Mono Lake

Robert Smithson
1968/2004
Mono Lake, California, USA
8 mm film and Instamatic slides, color, sound
Duration: 19 minutes, 54 seconds

Mono Lake is an artwork by Robert Smithson and Nancy Holt.

Using a combination of 8 mm film and Instamatic slides, ​Mono Lake ​documents Smithson, Holt, and fellow artist Michael Heizer as they explore one of the oldest lakes in North America. The film is both a nostalgic home video of the young artists’ road trip, and an exposition of the lake’s striking singularity. Heizer and Smithson read facts about the site’s geology, indigenous history, and unique ecosystem over a disparate musical score.

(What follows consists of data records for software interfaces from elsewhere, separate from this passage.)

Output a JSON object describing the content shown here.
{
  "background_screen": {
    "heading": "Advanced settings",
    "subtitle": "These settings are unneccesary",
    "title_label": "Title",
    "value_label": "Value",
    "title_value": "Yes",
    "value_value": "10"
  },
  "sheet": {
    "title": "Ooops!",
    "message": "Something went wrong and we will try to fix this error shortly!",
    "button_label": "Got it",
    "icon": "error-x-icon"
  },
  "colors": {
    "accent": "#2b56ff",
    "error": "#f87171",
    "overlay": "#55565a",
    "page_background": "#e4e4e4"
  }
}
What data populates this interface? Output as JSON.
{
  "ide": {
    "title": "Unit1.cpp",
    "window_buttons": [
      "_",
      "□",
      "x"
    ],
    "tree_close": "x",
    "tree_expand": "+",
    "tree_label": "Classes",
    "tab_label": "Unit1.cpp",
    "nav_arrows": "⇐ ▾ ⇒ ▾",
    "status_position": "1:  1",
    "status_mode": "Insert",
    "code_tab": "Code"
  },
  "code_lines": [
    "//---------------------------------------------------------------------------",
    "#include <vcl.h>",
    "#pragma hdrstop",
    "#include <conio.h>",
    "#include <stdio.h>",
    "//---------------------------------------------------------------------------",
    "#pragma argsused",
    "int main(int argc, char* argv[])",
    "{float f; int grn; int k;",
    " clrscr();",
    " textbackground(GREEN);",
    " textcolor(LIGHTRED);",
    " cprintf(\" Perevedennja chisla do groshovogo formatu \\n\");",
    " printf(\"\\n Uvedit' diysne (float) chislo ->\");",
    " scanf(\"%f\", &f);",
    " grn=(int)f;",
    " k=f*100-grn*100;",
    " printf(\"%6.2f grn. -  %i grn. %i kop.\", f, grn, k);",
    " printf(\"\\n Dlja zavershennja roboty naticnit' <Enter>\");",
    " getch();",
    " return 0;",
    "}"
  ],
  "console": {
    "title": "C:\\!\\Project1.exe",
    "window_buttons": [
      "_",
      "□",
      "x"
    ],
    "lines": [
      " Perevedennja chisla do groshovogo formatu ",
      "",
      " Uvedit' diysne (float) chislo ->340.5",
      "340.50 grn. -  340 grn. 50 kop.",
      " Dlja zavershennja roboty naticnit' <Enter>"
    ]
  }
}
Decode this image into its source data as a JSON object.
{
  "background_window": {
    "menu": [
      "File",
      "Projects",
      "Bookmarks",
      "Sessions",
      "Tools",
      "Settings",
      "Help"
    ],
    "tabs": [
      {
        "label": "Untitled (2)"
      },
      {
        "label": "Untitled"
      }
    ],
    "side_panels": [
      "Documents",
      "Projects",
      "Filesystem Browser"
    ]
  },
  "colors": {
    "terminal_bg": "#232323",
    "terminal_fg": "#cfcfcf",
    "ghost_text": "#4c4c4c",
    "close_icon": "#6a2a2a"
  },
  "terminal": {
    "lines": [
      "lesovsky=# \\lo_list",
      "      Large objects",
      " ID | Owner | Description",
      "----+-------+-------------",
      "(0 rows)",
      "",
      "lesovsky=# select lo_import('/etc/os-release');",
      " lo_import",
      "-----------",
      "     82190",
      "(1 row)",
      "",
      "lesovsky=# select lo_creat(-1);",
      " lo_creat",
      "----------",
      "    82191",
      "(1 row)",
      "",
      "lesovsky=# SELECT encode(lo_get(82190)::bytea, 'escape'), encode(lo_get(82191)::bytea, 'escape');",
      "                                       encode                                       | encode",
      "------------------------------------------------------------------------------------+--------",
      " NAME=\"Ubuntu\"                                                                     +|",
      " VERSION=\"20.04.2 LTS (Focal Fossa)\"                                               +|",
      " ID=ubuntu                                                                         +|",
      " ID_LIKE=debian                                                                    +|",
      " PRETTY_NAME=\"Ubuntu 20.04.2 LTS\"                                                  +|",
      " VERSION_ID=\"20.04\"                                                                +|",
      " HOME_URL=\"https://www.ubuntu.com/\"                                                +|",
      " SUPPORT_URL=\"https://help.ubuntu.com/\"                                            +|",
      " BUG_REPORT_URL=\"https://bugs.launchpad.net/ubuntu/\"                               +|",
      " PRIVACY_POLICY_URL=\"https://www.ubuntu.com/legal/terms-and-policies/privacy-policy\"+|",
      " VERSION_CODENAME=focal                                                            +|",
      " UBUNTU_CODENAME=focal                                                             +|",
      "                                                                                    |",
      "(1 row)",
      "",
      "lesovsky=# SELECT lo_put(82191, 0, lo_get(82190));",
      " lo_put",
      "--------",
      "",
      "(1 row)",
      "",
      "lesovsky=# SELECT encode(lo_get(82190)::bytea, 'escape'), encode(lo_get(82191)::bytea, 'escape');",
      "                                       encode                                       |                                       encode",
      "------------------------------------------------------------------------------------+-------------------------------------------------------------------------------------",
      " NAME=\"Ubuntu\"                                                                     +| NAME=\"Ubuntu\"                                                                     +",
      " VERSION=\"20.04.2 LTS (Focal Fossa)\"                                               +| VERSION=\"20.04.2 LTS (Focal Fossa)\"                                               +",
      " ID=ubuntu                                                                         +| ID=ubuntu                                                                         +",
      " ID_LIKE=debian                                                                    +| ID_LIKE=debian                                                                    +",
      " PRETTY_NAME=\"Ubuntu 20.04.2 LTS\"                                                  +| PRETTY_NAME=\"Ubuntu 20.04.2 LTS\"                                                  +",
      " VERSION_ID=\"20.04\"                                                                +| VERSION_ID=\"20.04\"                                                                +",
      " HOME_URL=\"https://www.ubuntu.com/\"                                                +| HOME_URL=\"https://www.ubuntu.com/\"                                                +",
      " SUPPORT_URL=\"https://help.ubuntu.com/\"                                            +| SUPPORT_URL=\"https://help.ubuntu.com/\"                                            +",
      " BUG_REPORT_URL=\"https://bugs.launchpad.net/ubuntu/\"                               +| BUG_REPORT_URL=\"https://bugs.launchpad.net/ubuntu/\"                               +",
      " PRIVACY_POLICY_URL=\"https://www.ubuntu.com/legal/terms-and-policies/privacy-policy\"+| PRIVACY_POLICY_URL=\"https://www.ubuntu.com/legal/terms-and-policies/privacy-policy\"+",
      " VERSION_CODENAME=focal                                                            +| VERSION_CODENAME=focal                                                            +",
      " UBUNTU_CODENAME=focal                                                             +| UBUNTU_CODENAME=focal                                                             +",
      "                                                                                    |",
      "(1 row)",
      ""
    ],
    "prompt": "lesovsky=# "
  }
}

Writing

Scholarly Text

Mono Lake: Ring of Fire

Aurora Tang
Mono Lake opens in dramatic flames set to a cinematic soundtrack by Michel Legrand, before transporting viewers to the gravel roads of the Eastern Sierra. The film was shot on July 28, 1968 by Nancy Holt, Robert Smithson, and Michael Heizer, and edited by Holt in 2004. We join the artists on a road trip through the “frost and fire” glacial and volcanic landscape, to Mono Lake, an ancient lake in the Basin and Range. Mono Lake serves as a portal to this curious landscape, shot during a pivotal time for each of the artists, and for the United States. In 1968, while seismic social and political shifts were underway across the country, cultural boundaries were also changing, and Holt, Smithson, and Heizer were forging new artistic terrain.

See Also

Swamp
Robert Smithson
1971
Film & Video